**Task requirements:** Look through the lines below for the word "color", and copy every line that has it.

[Interface dataset entries]
************

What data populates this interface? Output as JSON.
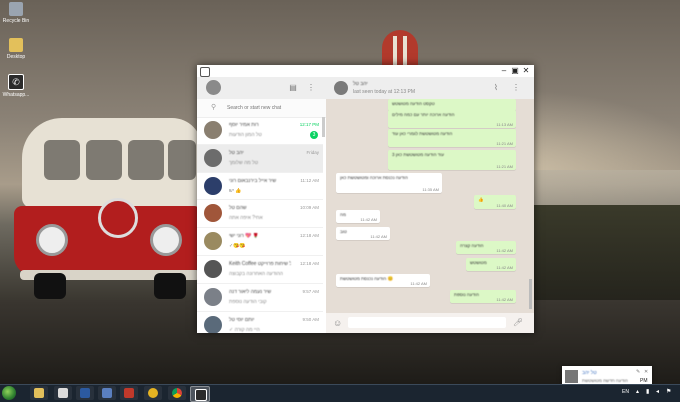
{
  "desktop": {
    "icons": [
      {
        "label": "Recycle Bin",
        "color": "#9aa4b0"
      },
      {
        "label": "Desktop",
        "color": "#e3c05b"
      },
      {
        "label": "Whatsapp...",
        "color": "#2b2b2b"
      }
    ]
  },
  "whatsapp": {
    "search_placeholder": "Search or start new chat",
    "chats": [
      {
        "name": "רות אמיר יוסף",
        "preview": "טל המון הודעות",
        "time": "12:17 PM",
        "unread": "3"
      },
      {
        "name": "יהב טל",
        "preview": "טל מה שלומך",
        "time": "Friday",
        "unread": ""
      },
      {
        "name": "שיר אייל בירנבאום רוני",
        "preview": "יש 👍",
        "time": "11:12 AM",
        "unread": ""
      },
      {
        "name": "שהם טל",
        "preview": "אחי? איפה אתה",
        "time": "10:09 AM",
        "unread": ""
      },
      {
        "name": "רוני ישי 💖 🌹",
        "preview": "✓😘😘",
        "time": "12:18 AM",
        "unread": ""
      },
      {
        "name": "Keith Coffee מעגל שיחות פרוייקט",
        "preview": "ההודעה האחרונה בקבוצה",
        "time": "12:18 AM",
        "unread": ""
      },
      {
        "name": "שיר נעמה ליאור דנה",
        "preview": "קובי הודעה נוספת",
        "time": "9:57 AM",
        "unread": ""
      },
      {
        "name": "יותם יוסי טל",
        "preview": "✓ היי מה קורה",
        "time": "9:50 AM",
        "unread": ""
      }
    ],
    "active_chat": {
      "name": "יהב טל",
      "status": "last seen today at 12:13 PM"
    },
    "messages": [
      {
        "dir": "out",
        "text": "טקסט הודעה מטושטש",
        "time": ""
      },
      {
        "dir": "out",
        "text": "הודעה ארוכה יותר עם כמה מילים",
        "time": "11:13 AM"
      },
      {
        "dir": "out",
        "text": "הודעה מטושטשת לגמרי כאן עוד",
        "time": "11:21 AM"
      },
      {
        "dir": "out",
        "text": "עוד הודעה מטושטשת כאן 3",
        "time": "11:21 AM"
      },
      {
        "dir": "in",
        "text": "הודעה נכנסת ארוכה ומטושטשת כאן",
        "time": "11:35 AM"
      },
      {
        "dir": "out",
        "text": "👍",
        "time": "11:40 AM"
      },
      {
        "dir": "in",
        "text": "מה",
        "time": "11:42 AM"
      },
      {
        "dir": "in",
        "text": "טוב",
        "time": "11:42 AM"
      },
      {
        "dir": "out",
        "text": "הודעה קצרה",
        "time": "11:42 AM"
      },
      {
        "dir": "out",
        "text": "מטושטש",
        "time": "11:42 AM"
      },
      {
        "dir": "in",
        "text": "הודעה נכנסת מטושטשת 😊",
        "time": "11:42 AM"
      },
      {
        "dir": "out",
        "text": "הודעה נוספת",
        "time": "11:42 AM"
      }
    ],
    "compose_value": ""
  },
  "notification": {
    "title": "טל יהב",
    "body": "הודעה חדשה מטושטשת",
    "pm": "PM"
  },
  "taskbar": {
    "lang": "EN"
  }
}
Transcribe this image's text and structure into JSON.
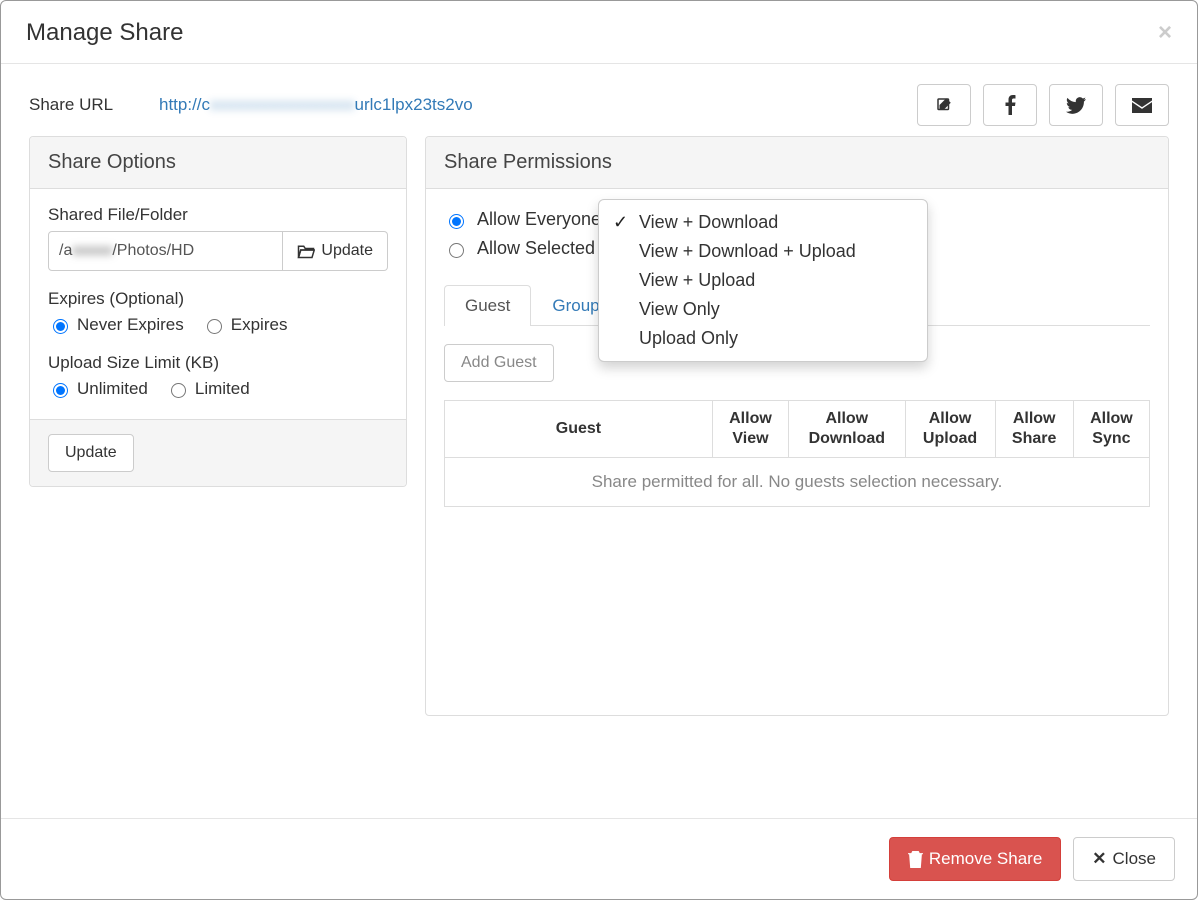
{
  "header": {
    "title": "Manage Share"
  },
  "share_url": {
    "label": "Share URL",
    "prefix": "http://c",
    "obscured": "xxxxxxxxxxxxxxxxx",
    "suffix": "urlc1lpx23ts2vo"
  },
  "share_options": {
    "heading": "Share Options",
    "shared_file_label": "Shared File/Folder",
    "path_prefix": "/a",
    "path_obscured": "xxxxx",
    "path_suffix": "/Photos/HD",
    "update_path_btn": "Update",
    "expires_label": "Expires (Optional)",
    "expires_never": "Never Expires",
    "expires_yes": "Expires",
    "expires_selected": "never",
    "upload_limit_label": "Upload Size Limit (KB)",
    "upload_unlimited": "Unlimited",
    "upload_limited": "Limited",
    "upload_selected": "unlimited",
    "footer_update_btn": "Update"
  },
  "share_permissions": {
    "heading": "Share Permissions",
    "allow_everyone": "Allow Everyone",
    "allow_selected": "Allow Selected U",
    "scope_selected": "everyone",
    "tabs": {
      "guest": "Guest",
      "group": "Group",
      "active": "guest"
    },
    "add_guest_btn": "Add Guest",
    "table": {
      "cols": {
        "guest": "Guest",
        "allow_view": "Allow View",
        "allow_download": "Allow Download",
        "allow_upload": "Allow Upload",
        "allow_share": "Allow Share",
        "allow_sync": "Allow Sync"
      },
      "empty_message": "Share permitted for all. No guests selection necessary."
    },
    "dropdown": {
      "selected": "View + Download",
      "options": [
        "View + Download",
        "View + Download + Upload",
        "View + Upload",
        "View Only",
        "Upload Only"
      ]
    }
  },
  "footer": {
    "remove_share": "Remove Share",
    "close": "Close"
  },
  "icons": {
    "edit": "edit-icon",
    "facebook": "facebook-icon",
    "twitter": "twitter-icon",
    "email": "envelope-icon",
    "folder": "folder-open-icon",
    "trash": "trash-icon",
    "close_x": "close-icon"
  }
}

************

**Solution for this task:**
        "color": "#9aa4b0"
        "color": "#e3c05b"
        "color": "#2b2b2b"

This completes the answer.